In the last five months, there has been a wave of killings in Southern Kaduna that seems to suggest the absence of a strong government to protect the lives and properties of hapless citizens. The news media is replete with gruesome accounts about the barbarity of those who senselessly slaughter their fellow human beings without any qualm of conscience. One basic truth that has surfaced seems to indicate the present macabre violence has been in the incubation for about 40 years. The governor of Kaduna State said that much in his interview with Seun Akinboleye of Channels Television. Other people allege that the Zangon-Kataf conflicts have not been completely solved. While these insinuations are peddled around, innocent Nigerians are the defenseless victims who pay the heavy price with their lives and those of their children. This cycle of violence should and must stop! These wanton cruelties and killings must stop. Their unabated continuation signals the end of civility and even the death of the social contract between the government and law-abiding citizens. When Jesus cautioned his followers against retaliation, he basically meant that unborn generations should not inherit a fight or enmity that has nothing to do with successive generations.
Peace is not realized through wishful thinking. The example of Imam Muhammad Ashafa and Pastor James Wuye, is worthy of being highlighted. Both men are religious leaders in Kaduna. They work together to teach warring youths to resolve their conflicts peacefully. Imam Ashafa and Pastor Wuye did not initially start out as peacemakers. Years ago, they were enemies, intent on killing one another in the name of religion. Christians and Muslims fought each other in the marketplace, destroying crops and attacking families during the violent interreligious conflict that broke out in Kaduna State in 1992. The imam and the pastor were drawn into the fight, and both paid heavy prices for their involvement — Imam Ashafa lost two brothers and his teacher while Pastor James lost one of his hands.

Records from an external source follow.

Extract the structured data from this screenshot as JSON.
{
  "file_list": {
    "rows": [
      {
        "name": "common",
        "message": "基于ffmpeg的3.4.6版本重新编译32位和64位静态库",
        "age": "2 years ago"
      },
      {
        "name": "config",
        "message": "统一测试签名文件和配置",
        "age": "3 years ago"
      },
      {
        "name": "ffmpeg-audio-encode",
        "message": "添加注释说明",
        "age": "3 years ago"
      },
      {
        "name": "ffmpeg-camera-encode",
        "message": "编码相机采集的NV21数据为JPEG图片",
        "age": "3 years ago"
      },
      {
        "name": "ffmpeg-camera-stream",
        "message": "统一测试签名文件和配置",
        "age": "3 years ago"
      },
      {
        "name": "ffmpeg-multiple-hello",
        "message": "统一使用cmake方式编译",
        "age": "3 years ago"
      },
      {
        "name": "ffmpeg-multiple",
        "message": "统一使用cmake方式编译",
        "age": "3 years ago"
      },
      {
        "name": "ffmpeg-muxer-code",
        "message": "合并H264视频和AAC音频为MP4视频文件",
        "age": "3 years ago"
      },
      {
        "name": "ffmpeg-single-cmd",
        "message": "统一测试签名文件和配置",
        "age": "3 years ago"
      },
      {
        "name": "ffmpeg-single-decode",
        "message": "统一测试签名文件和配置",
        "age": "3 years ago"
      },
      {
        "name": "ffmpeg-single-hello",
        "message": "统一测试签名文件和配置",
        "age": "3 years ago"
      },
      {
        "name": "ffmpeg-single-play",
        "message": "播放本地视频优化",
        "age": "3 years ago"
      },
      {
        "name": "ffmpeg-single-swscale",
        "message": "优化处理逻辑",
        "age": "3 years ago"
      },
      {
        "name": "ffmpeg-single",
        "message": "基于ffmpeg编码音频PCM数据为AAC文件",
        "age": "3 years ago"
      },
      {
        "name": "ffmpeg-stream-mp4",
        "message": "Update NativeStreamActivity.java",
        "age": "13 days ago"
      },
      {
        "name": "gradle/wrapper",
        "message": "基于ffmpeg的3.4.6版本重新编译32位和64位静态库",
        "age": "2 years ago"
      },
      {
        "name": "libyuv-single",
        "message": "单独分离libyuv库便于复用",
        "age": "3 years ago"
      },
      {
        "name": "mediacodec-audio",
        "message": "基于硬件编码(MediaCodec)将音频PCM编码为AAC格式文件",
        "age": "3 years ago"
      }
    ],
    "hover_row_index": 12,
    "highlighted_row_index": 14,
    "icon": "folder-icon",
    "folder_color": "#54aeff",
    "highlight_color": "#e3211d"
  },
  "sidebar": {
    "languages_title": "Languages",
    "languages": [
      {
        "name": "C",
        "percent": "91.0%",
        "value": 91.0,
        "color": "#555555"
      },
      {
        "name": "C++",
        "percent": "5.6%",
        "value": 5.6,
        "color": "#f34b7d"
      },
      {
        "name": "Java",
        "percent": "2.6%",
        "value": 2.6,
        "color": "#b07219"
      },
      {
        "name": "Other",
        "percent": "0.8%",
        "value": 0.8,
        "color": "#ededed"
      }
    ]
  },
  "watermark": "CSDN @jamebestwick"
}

At the cessation of conflict, both harboured hatred and revenge towards each other. Their roles as religious leaders in their community meant that the two men had to reluctantly agree to meet for the sake of peace. Their meeting was facilitated by a concerned member of their community. Imam Ashafa recalls what happened: “A mutual friend…took both of us by the hand and said: “The two of you can pull this nation together, or you can destroy it. Do something.’” Over the next few years, through frequent meetings and separate religious celebrations, the two men slowly built mutual respect, and decided to work together to bridge the divide between their religious affiliations. Ashafa and Wuye formed the Interfaith Mediation Centre In 1995. It is a religious grassroots organization that has successfully mediated between Christians and Muslims across the country. Nigeria yearns today for men and women of peace like Imam Ashafa and Pastor Wuye who are wearied of the seemingly endless cycle of violence in our Land.
Fr Stephen Ojapah is a priest of the Missionary Society of St Paul. He is equally the director for Interreligious Dialogue and Ecumenism for the Catholic Diocese of Sokoto, a member of IDFP. He is also a KAICIID Fellow. ([email protected])